| EXERCISE DATA |
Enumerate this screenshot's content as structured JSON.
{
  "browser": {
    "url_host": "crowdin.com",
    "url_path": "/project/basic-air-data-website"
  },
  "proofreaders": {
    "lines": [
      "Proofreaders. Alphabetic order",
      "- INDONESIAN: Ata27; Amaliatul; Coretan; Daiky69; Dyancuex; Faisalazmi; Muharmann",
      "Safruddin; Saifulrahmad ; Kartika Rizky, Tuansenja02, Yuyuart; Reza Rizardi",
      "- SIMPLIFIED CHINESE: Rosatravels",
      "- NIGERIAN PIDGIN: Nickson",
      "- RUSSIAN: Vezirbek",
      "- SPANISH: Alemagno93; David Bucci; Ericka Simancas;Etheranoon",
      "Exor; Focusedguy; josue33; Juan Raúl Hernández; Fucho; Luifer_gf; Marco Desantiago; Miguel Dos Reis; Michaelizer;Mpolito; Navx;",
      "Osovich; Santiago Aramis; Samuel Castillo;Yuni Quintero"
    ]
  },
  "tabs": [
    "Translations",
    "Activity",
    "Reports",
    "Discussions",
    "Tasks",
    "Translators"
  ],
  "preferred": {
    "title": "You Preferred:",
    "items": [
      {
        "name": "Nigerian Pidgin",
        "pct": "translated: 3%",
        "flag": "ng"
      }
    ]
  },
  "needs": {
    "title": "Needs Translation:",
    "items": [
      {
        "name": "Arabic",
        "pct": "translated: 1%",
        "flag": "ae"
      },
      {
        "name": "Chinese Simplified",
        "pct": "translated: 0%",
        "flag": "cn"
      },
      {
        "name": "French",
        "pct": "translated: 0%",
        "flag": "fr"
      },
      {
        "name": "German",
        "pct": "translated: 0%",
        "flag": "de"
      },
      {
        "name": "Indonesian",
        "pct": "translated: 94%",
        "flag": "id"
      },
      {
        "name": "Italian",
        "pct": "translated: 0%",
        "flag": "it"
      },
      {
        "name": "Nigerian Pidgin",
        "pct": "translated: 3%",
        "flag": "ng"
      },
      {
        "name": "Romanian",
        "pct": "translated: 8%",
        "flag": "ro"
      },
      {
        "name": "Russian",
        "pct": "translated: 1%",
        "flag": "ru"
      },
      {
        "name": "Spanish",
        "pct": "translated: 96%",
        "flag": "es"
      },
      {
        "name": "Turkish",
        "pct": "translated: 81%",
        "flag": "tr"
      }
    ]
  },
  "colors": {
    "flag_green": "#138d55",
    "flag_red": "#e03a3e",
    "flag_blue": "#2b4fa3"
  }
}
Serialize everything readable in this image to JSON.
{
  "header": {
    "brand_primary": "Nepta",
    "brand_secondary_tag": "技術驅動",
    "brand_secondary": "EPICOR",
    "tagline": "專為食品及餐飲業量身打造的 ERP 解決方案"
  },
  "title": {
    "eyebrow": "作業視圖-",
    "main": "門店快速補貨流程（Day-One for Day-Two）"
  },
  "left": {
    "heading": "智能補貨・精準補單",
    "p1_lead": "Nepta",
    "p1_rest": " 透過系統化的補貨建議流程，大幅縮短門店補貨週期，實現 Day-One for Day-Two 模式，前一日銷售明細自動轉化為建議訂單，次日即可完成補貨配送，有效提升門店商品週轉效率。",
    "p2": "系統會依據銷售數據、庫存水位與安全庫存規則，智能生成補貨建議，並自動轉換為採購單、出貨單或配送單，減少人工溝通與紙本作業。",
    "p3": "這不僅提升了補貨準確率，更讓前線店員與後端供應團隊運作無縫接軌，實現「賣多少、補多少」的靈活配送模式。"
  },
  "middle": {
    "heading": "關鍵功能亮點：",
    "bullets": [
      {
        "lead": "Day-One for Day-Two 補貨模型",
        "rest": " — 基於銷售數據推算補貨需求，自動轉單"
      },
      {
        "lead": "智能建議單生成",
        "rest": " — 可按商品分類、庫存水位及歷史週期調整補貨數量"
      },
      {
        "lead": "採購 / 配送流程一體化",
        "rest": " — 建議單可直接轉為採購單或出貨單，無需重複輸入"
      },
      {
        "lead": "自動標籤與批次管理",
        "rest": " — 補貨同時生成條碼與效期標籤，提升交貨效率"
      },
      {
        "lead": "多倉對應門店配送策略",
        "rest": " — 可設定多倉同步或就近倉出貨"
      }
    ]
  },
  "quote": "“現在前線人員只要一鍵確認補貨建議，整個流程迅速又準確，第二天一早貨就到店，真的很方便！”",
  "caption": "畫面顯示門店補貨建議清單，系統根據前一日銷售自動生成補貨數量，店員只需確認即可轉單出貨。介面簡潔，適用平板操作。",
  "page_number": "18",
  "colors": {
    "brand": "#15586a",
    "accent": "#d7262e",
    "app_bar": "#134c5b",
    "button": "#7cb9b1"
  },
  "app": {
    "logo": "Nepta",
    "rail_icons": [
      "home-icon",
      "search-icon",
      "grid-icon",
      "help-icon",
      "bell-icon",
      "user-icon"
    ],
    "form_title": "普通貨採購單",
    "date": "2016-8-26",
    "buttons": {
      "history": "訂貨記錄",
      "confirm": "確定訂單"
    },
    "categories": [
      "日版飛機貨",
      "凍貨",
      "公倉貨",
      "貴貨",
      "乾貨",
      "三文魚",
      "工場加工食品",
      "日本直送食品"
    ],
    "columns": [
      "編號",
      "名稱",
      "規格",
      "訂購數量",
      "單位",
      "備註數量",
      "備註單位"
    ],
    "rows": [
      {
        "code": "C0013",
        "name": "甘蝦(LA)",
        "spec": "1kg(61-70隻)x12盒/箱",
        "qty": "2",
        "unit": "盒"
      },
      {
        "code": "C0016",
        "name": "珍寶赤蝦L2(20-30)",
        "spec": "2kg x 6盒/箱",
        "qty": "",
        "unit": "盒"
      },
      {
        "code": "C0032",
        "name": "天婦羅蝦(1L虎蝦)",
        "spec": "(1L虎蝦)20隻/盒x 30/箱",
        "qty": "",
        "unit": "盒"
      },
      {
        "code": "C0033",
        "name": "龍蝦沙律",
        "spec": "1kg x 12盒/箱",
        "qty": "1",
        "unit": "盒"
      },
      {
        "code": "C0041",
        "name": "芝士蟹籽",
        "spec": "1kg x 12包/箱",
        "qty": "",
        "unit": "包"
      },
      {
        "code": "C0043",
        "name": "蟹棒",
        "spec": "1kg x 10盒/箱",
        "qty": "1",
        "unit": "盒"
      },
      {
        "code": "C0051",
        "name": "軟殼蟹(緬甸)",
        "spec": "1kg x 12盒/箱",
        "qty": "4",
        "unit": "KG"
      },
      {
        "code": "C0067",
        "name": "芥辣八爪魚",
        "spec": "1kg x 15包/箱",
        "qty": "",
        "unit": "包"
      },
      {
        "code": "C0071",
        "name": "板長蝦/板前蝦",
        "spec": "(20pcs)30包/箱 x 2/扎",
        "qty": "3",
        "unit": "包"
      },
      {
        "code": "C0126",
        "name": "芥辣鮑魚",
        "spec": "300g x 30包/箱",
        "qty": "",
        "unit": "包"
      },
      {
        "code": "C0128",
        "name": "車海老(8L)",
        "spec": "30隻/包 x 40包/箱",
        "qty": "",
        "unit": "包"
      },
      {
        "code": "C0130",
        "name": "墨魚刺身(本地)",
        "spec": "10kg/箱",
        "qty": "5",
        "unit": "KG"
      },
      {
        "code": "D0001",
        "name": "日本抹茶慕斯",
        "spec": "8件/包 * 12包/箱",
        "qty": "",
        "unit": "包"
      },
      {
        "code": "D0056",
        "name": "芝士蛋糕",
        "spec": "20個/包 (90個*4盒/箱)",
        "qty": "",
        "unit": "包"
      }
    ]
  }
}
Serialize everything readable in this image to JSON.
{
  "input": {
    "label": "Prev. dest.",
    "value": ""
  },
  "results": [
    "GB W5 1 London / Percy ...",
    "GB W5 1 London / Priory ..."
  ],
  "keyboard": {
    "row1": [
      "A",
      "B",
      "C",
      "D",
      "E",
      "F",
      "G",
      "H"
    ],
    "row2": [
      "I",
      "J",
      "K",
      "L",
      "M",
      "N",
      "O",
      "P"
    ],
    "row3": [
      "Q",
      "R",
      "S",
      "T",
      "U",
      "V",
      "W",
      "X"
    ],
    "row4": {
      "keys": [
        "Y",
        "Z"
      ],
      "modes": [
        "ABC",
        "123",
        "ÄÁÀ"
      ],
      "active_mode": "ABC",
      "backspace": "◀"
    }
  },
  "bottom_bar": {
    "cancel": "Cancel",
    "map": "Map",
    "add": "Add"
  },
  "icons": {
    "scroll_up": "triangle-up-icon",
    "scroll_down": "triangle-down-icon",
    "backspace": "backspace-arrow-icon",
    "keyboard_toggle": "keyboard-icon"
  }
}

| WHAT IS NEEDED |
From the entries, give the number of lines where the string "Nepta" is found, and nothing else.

| OUTPUT BELOW |
3